At a time when rock bands like Velvet Revolver are dominating the airwaves alongside emo and pop punk groups, there’s one band that pulls all three genres together into one explosive amalgamation of ’80s glam metal, classic rock and punk. Letter Kills is the bridge that links the old with the new with their appropriately titled CD, The Bridge. Their debut album was produced by Jim Wirt (Incubus, Hoobastank) and mixed by Tom Lord-Alge (The Rolling Stones, blink-182).

With eclectic influences that include Pink Floyd, Tom Petty, The Beatles, In Flames, Bright Eyes and even Frank Sinatra, the Temecula, Calif.-based quintet’s music melds the past, present and future of rock ’n’ roll. The band’s sound is an intricate web of musical genres seamlessly bound together into one cohesive whole. Sounds complicated, but as vocalist Matt Shelton says, the philosophy behind their music is akin to the concept behind the cover art for The Bridge.

"We wanted something really simple, bold, and classic," explains Shelton. "Something that’s not hard to look at, ’cause that’s kind of how our music is. We created [music] so that it’s not hard to listen to – something you can listen to for the first time and enjoy."

In 2002, Shelton, along with guitarist Timothy Cordova and drummer Paul Remund, wrote together for a few months before adding guitarist Dustin Lovelis and bassist Kyle Duckworth. They played any gig they could and started attracting industry attention with their explosive live shows.

Shelton remembers one show in particular. "I used to throw the mic into the crowd and then pull it back, kind of making them all dodge it, just to scare ’em a little bit." Shelton says with a laugh. "I did that in Florida [and] it was really hot and humid; I was all sweaty. I threw it, and when I went to pull it back, my hands were slippery and I missed it. It nailed this chick right in the face!"

After seeing Letter Kills’ exuberant shows and hearing their EP in 2003, Island Records quickly signed the band. That three-song EP included "Don’t Believe," the first single from The Bridge, which Shelton describes as "an awesome introduction for us. We want to teach kids that they can’t put their faith just in people. That they have the power to be as big as the people they look up to, if not bigger.
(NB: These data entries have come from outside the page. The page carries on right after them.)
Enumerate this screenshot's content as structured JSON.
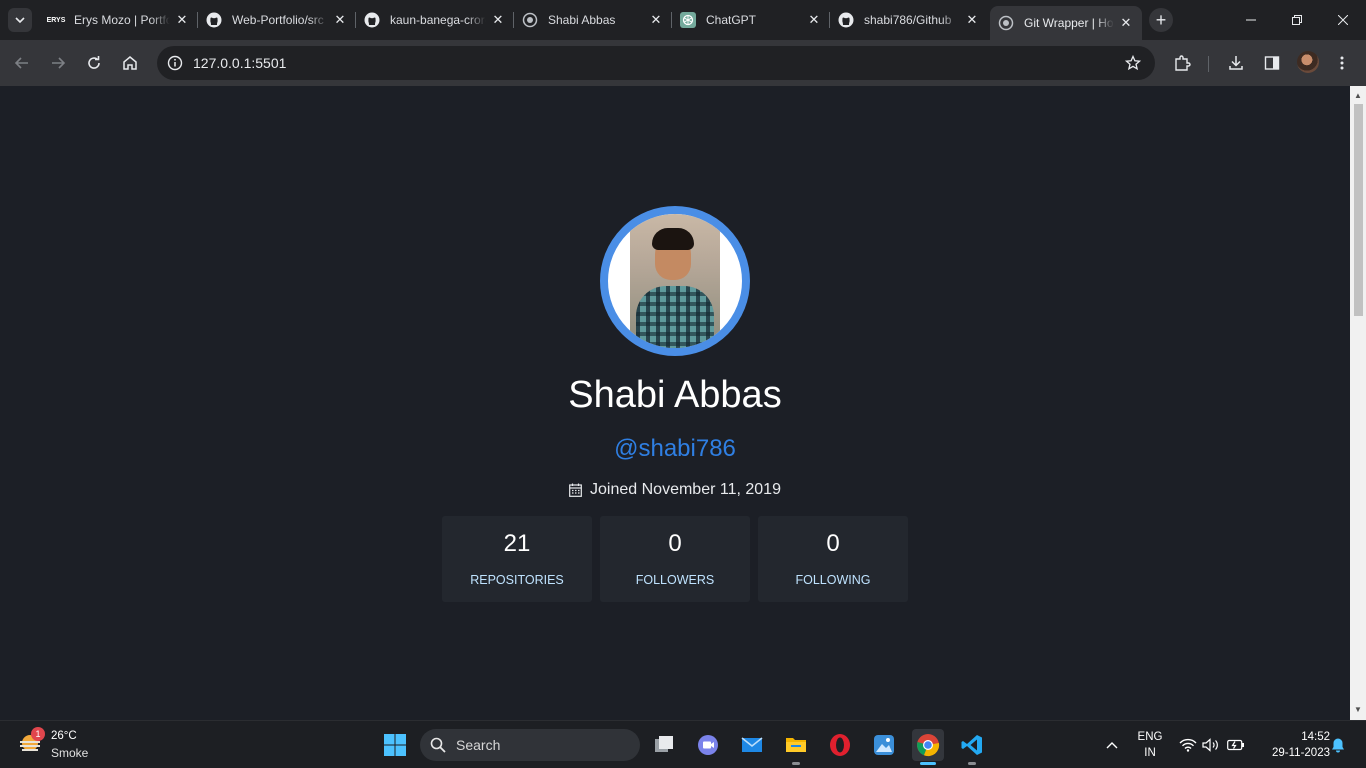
{
  "browser": {
    "tabs": [
      {
        "title": "Erys Mozo | Portfolio",
        "favicon": "erys-logo-icon"
      },
      {
        "title": "Web-Portfolio/src",
        "favicon": "github-icon"
      },
      {
        "title": "kaun-banega-crorepati",
        "favicon": "github-icon"
      },
      {
        "title": "Shabi Abbas",
        "favicon": "globe-icon"
      },
      {
        "title": "ChatGPT",
        "favicon": "chatgpt-icon"
      },
      {
        "title": "shabi786/Github",
        "favicon": "github-icon"
      },
      {
        "title": "Git Wrapper | Home",
        "favicon": "globe-icon",
        "active": true
      }
    ],
    "url": "127.0.0.1:5501",
    "favicon_text": "ERYS"
  },
  "profile": {
    "name": "Shabi Abbas",
    "handle": "@shabi786",
    "joined": "Joined November 11, 2019",
    "avatar_ring_color": "#4a8ee6",
    "handle_color": "#2f7fe3"
  },
  "stats": [
    {
      "value": "21",
      "label": "REPOSITORIES"
    },
    {
      "value": "0",
      "label": "FOLLOWERS"
    },
    {
      "value": "0",
      "label": "FOLLOWING"
    }
  ],
  "taskbar": {
    "weather": {
      "temp": "26°C",
      "desc": "Smoke",
      "badge": "1"
    },
    "search_label": "Search",
    "lang_line1": "ENG",
    "lang_line2": "IN",
    "time": "14:52",
    "date": "29-11-2023"
  }
}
"I want to be the best example to these kids as possible. But I want them to find their hope in something else, something bigger than a person," says Shelton, "because I am just like them." A strong sense of spirituality is reflected in the band’s lyrics, yet they choose not to use their songs as a way to preach to their listeners.

Since signing, Letter Kills has toured with heavy-hitters such as Thrice, Coheed and Cambria and Sugarcult. After playing several dates on last year’s Warped Tour, the band was asked to play the whole tour this year. This fall, Letter Kills will be a part of the 2004 Fusion Tour, sharing the stage with Story of the Year, Lostprophets and My Chemical Romance.

Every LK show is closed with the song "Shot to the Chest," during which Shelton sings his favorite lyric, "I hope this makes you proud." This sentiment pervades the actions the band puts forth in all they do. "We’re a band that really doesn’t like gimmicks. We’re just all about the music," Shelton states. "We want people to like us for our music, not based on the way we look or the style of music we are, or if we do back flips."

The band lifted their name from the biblical book of Corinthians: "For the letter kills, but the Spirit gives life." Letter Kills strives to give their fans more than just an image to emulate or a poster to hang on their wall – and in that quest, the band lives up to the ideals that their name sets forth.

The Bridge is currently available. For more information, visit